From Austin to Aspen
It was in Aspen, Colorado that I met my neighbor and one of my she-ros. I was there for The Aspen Institute-Social Impact and Philanthropy Seminar. As a forever learner, I was excited about this incredible learning opportunity, but as an introvert, I was trying to find the energy to talk about myself. I was dreading the small talk with strangers that’s inevitable in these forums. I looked for an escape route and even though I might say I had altitude sickness so I could go home early.
But to my delight, I immediately gravitated toward a group of three women with warm smiles and glasses of wine in their hands. I’d actually walked up to my tribe for the week! Among the ladies was Annie Burridge. Prior to arriving, I googled all my classmates (yes, I was that nerd) and was shocked to learn that Annie was from Austin. I immediately asked Annie where she lived and she said, “Avery Ranch.” Yes, the CEO of the Austin Opera was my neighbor. How had we never met before?!
Opportunities for Opera in Austin
October 2018 marks the second anniversary of Annie moving from Philadelphia to Austin to take over as CEO of the Austin Opera. Annie used to be an opera star, but her calling lies in the words and work behind the music. She is known for her talents in fundraising, collaborating with community groups and breathing life into an art form that many haven’t experienced.
Annie, her husband Paul, and daughter Riley, feel right at home in Austin. While they miss Philly’s Italian food scene, they’re happy to trade it for Tex Mex or a quick ride to Sea World in San Antonio.

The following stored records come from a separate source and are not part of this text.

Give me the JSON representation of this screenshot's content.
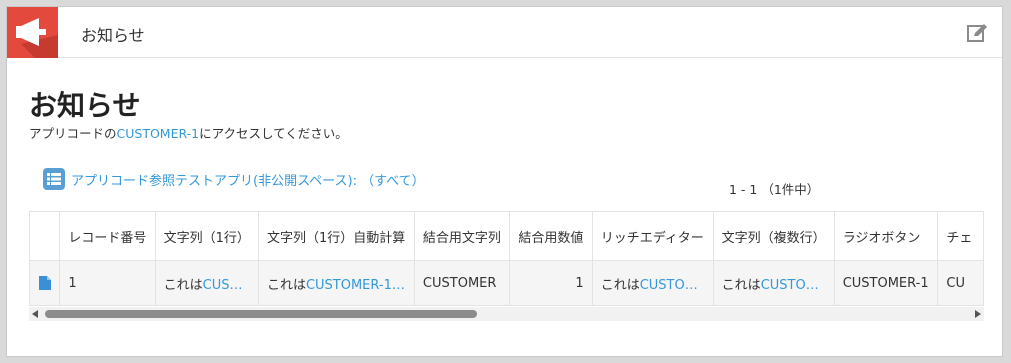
{
  "header": {
    "title": "お知らせ",
    "app_icon": "megaphone-icon",
    "edit_icon": "edit-icon"
  },
  "main": {
    "page_title": "お知らせ",
    "description_prefix": "アプリコードの",
    "description_link": "CUSTOMER-1",
    "description_suffix": "にアクセスしてください。",
    "reference_label": "アプリコード参照テストアプリ(非公開スペース): （すべて）",
    "record_count": "1 - 1 （1件中）"
  },
  "table": {
    "columns": [
      "",
      "レコード番号",
      "文字列（1行）",
      "文字列（1行）自動計算",
      "結合用文字列",
      "結合用数値",
      "リッチエディター",
      "文字列（複数行）",
      "ラジオボタン",
      "チェ"
    ],
    "rows": [
      {
        "icon": "document-icon",
        "record_number": "1",
        "text_single_prefix": "これは",
        "text_single_link": "CUS…",
        "text_auto_prefix": "これは",
        "text_auto_link": "CUSTOMER-1…",
        "join_text": "CUSTOMER",
        "join_number": "1",
        "rich_prefix": "これは",
        "rich_link": "CUSTO…",
        "multi_prefix": "これは",
        "multi_link": "CUSTO…",
        "radio": "CUSTOMER-1",
        "check": "CU"
      }
    ]
  },
  "colors": {
    "accent": "#3498db",
    "app_icon_bg": "#e4493d"
  }
}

Annie and Paul find Texas intriguing, a place where you can pull up your bootstraps and get things done. Riley is a busy kindergartner who enjoys theatre classes and coding.

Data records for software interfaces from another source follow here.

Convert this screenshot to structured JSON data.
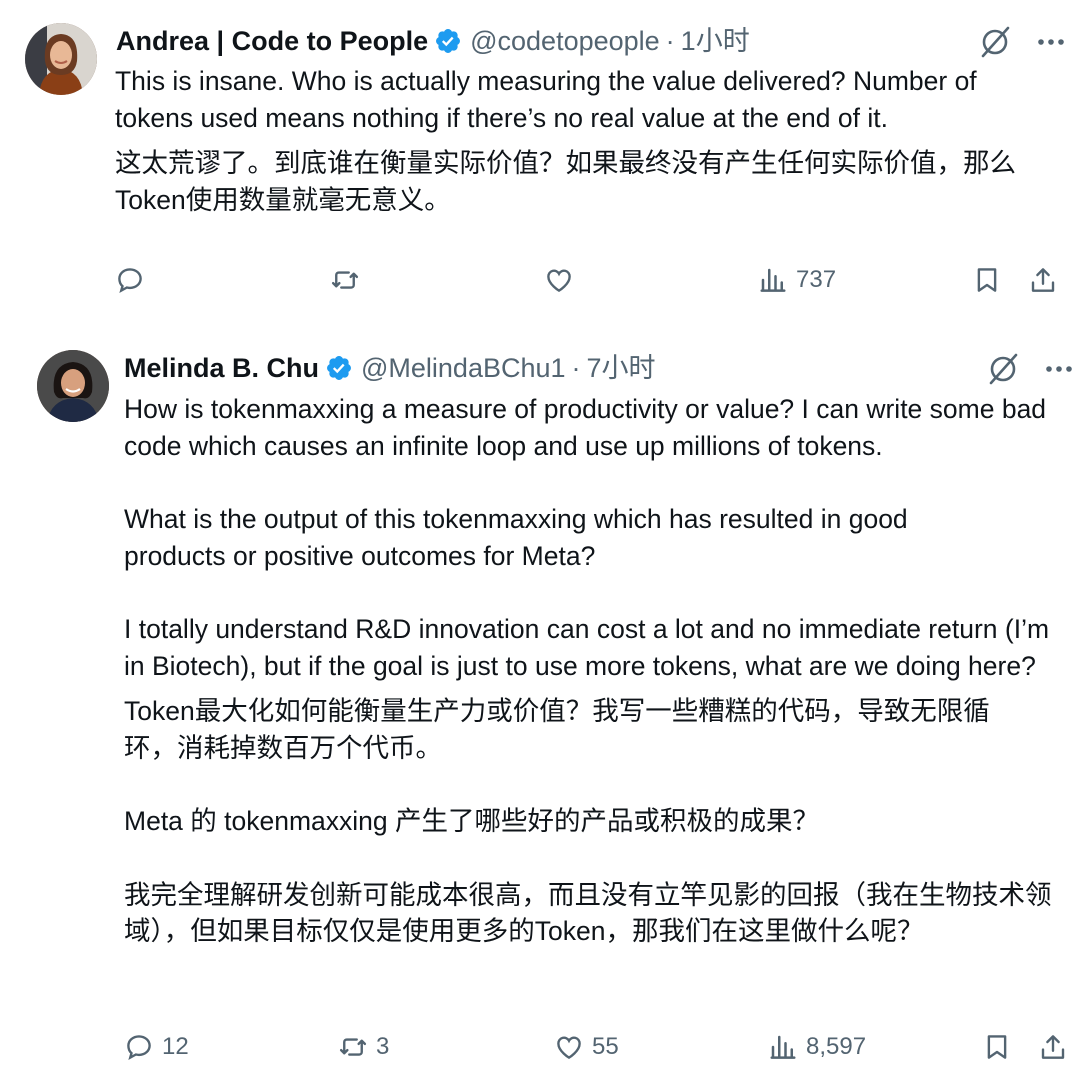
{
  "tweets": [
    {
      "author": {
        "name": "Andrea | Code to People",
        "handle": "@codetopeople",
        "time": "1小时"
      },
      "body": [
        "This is insane. Who is actually measuring the value delivered? Number of tokens used means nothing if there’s no real value at the end of it.",
        "这太荒谬了。到底谁在衡量实际价值？如果最终没有产生任何实际价值，那么Token使用数量就毫无意义。"
      ],
      "actions": {
        "replies": "",
        "retweets": "",
        "likes": "",
        "views": "737"
      }
    },
    {
      "author": {
        "name": "Melinda B. Chu",
        "handle": "@MelindaBChu1",
        "time": "7小时"
      },
      "body": [
        "How is tokenmaxxing a measure of productivity or value?  I can write some bad code which causes an infinite loop and use up millions of tokens.",
        "What is the output of this tokenmaxxing which has resulted in good products or positive outcomes for Meta?",
        "I totally understand R&D innovation can cost a lot and no immediate return (I’m in Biotech), but if the goal is just to use more tokens, what are we doing here?",
        "Token最大化如何能衡量生产力或价值？我写一些糟糕的代码，导致无限循环，消耗掉数百万个代币。",
        "Meta 的 tokenmaxxing 产生了哪些好的产品或积极的成果？",
        "我完全理解研发创新可能成本很高，而且没有立竿见影的回报（我在生物技术领域），但如果目标仅仅是使用更多的Token，那我们在这里做什么呢？"
      ],
      "actions": {
        "replies": "12",
        "retweets": "3",
        "likes": "55",
        "views": "8,597"
      }
    }
  ],
  "header_separator": "·",
  "colors": {
    "text": "#0f1419",
    "secondary": "#536471",
    "verified": "#1d9bf0"
  },
  "icons": [
    "verified-badge-icon",
    "grok-icon",
    "more-icon",
    "reply-icon",
    "retweet-icon",
    "like-icon",
    "views-icon",
    "bookmark-icon",
    "share-icon"
  ]
}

An Opera for All
I admire Annie for many reasons but above all because of her desire to make the opera inclusive for all. As we sat in our Aspen class, Annie shared her visions for taking the opera to places it hasn’t been experienced in Austin. She wanted to take “Big Opera” on the road. It’s been such a pleasure to watch her make that vision a reality.
This spring, Austin Opera will unveil Opera ATX, which according to Burridge, draws on the “innovative spirit of Austin and will create a new opera experience.” The experience will come with a snazzy graffiti logo and a price point that is accessible for most Austinites. Attendees will experience rock music videos and a story about a veteran who loses his son in war.
Annie is building a movement to expose more people to opera, but she’s also building a movement to address many of the issues the community faces. She says, “Opera has the ability to tackle a lot of issues that are relevant, but it must reflect where it is produced and created.” That’s not easy because most devoted opera lovers appreciate the art form as a means of escaping to another time, another reality. So the challenge is balancing those two competing desires of, on the one hand, producing works that reflect the community while still capturing the essence of what draws opera fans in.
Avery Ranch is Home
I asked Annie what she enjoys most about living in Pearson Place, a subdivision of Avery Ranch. “The families and their diversity,” she says. Annie knows she selected the right place to live because of the shared values of the other moms on her street. Even if they don’t have time to talk every day, “you can share so much camaraderie with a wave and a knowing smile,” says Burridge.
Annie says her neighbors think she has the most interesting job on the street, but little do they know Annie thinks they all share the best job on the street and that’s living in Avery Ranch and making it a great, welcoming place to live.
Copyright (c) 2018 Williams Strategies, LLC. All rights reserved.
This article was originally published in Avery Ranch Living.
Terri Broussard Williams’ Movement Maker is a monthly feature of Avery Ranch Living Magazine telling the stories of residents who are creating movements and doing things that others have ignored.